We need to keep track of advertisement sales (issue, size, price) in the magazine and the guide. Previously, the information was kept locally on my husband's computer and backed up to an external hard drive which I couldn't access from my computer. So instead I created a Google Forms document where my husband and other sales person enter relevant data themselves.  

Google Forms is somewhat limited, but it's also very simple to use. (I am planning on writing a specific blog post on how to use Google Forms.) Also, it's easier to collect high-quality data by using the Forms instead of a regular spreadsheet. For example, I can make sure that the responses are in the numeric format instead of text, each question must be answered to submit a form, and so on. You might think this is a little detail, but as someone who used to clean data for a living, I can assure you that data quality affects your productivity. 

I connected the Google Forms to a new Google Sheets document so that the data entered on the Forms are automatically recorded in the spreadsheet. Then, I added simple calculations to the spreadsheet to track what % of the target was sold, and how much space was still available to sell.

We used to do some of these steps manually, but the new document updates itself every time we open it. I still need to change some things manually when the existing sales get cancelled or upgraded. But overall we saved so much time by updating the old system. 

Assignments tracking

I think my husband used to track the writing and photography assignments verbally via phone and email messages. I took over the task and created a Google Sheets doc for each contributor. 

We established that the Google Sheets doc is the single source of truth, e.g., any changes to the assignments will be recorded on the spreadsheet, and won't be communicated via email. (Phone conversation usually takes place before assignments are entered into the spreadsheet.) We also asked contributors to set up notification on the spreadsheet, so whenever changes were made to it they will receive email. 

I've also set up automated email messages to be sent out 30, 7 and 0 days before the deadline of the assignments. I used to do this manually! 

We now have a system where we can see the list of all assignments by contributors and the number of outstanding and overdue assignments. 

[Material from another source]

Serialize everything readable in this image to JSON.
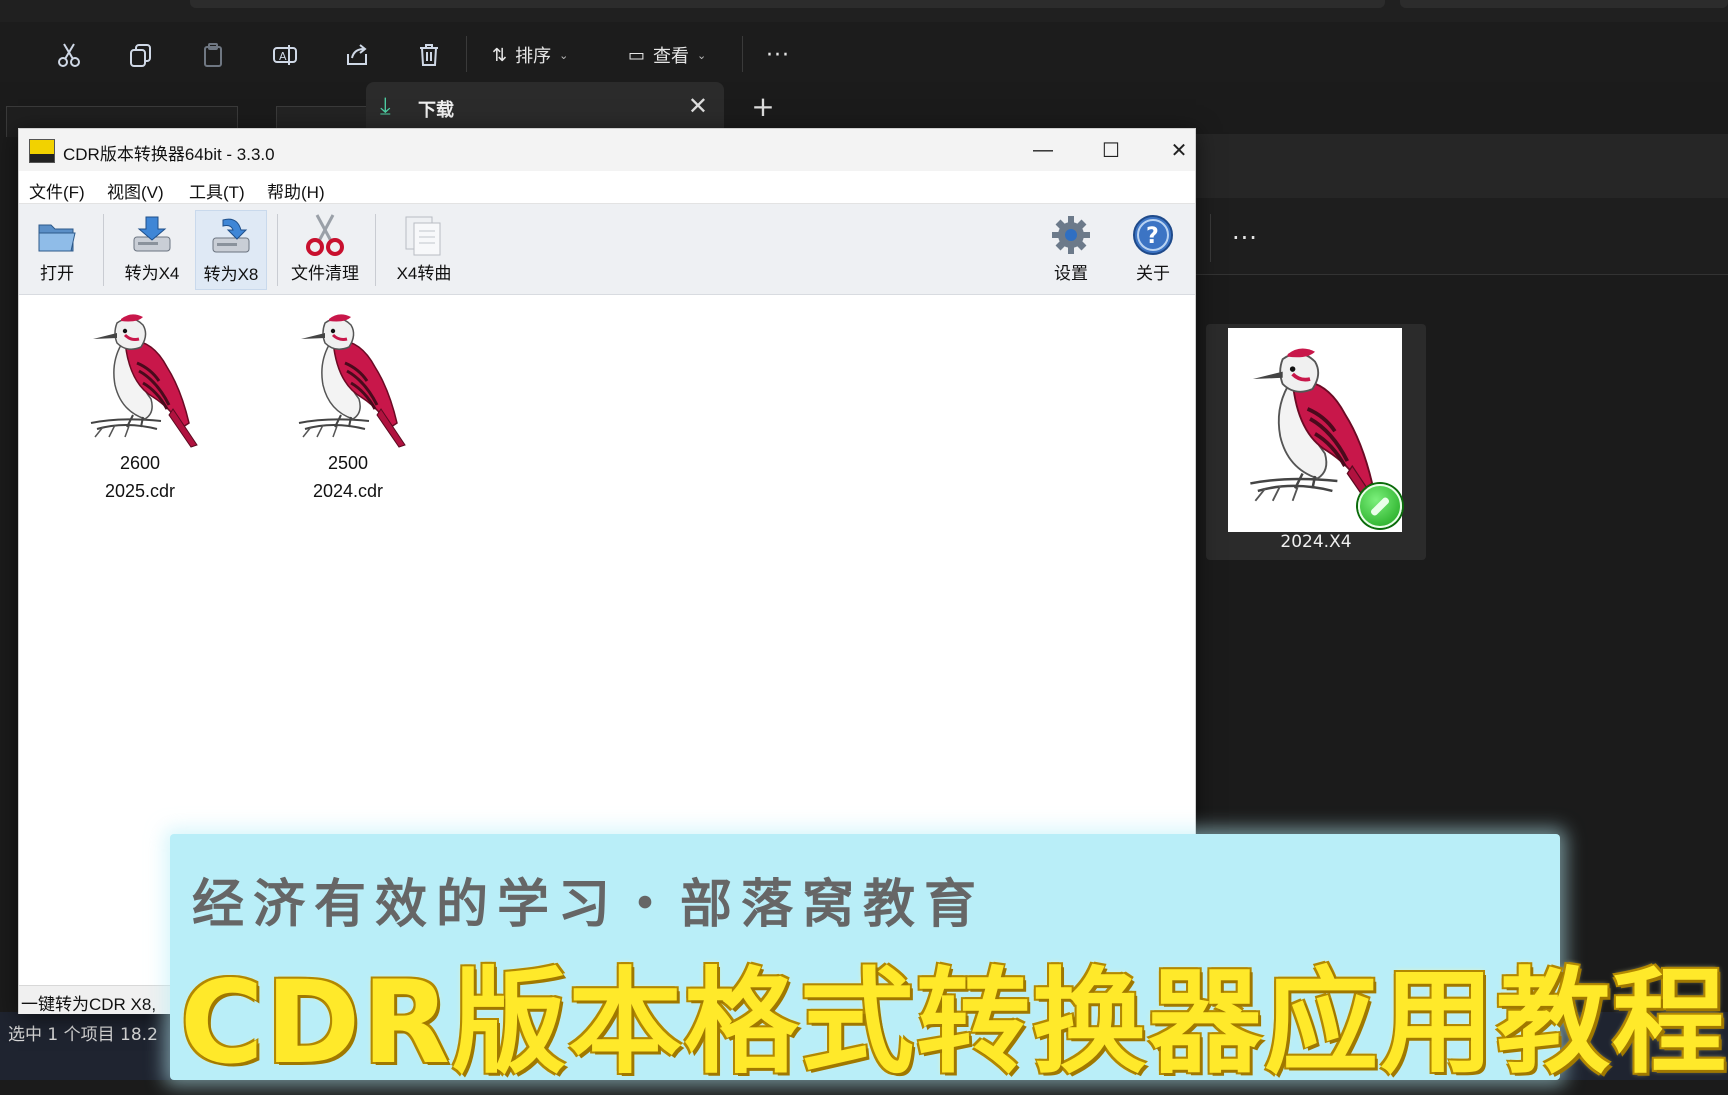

Leads tracking

I reviewed several free customer relationship management (CRM) programs, but they all seemed way more complicated than what our needs are. 

Then my husband asked me to create a simple Google Sheets spreadsheet to include the following columns: Company/account, contacted date, contact person, phone or email, booked (Y/N) so I did. I think it's working because he is making sales!


As you can see, we only use Quickbooks which costs about $10/month and Google products that are free.

I believe the simple system is better than a complicated one because it would be easier to use, update and replicate. So if you are using multiple apps and saving files to multiple drives, I would start looking at decluttering and simplifying those first. 

Also, always be on the lookout for easier, simpler, better way to accomplish tasks. Spend the time and learn new things to utilize the latest techology. Hire someone to do the tasks if that's more cost/time efficient than doing them yourself. There is always a better way. Don't stop looking for it. 

Stay tuned for the part 4 of the series!

*We used to use iCaldendar, but since I couldn't check it on my Android phone, we switched to Google calendar. 

P.S. Are you looking into buying some cloud storage space? When I signed up with an alumni email address, the address came with a free unlimited Google Drive space. Check with your alma mater to see if you can get a similar deal.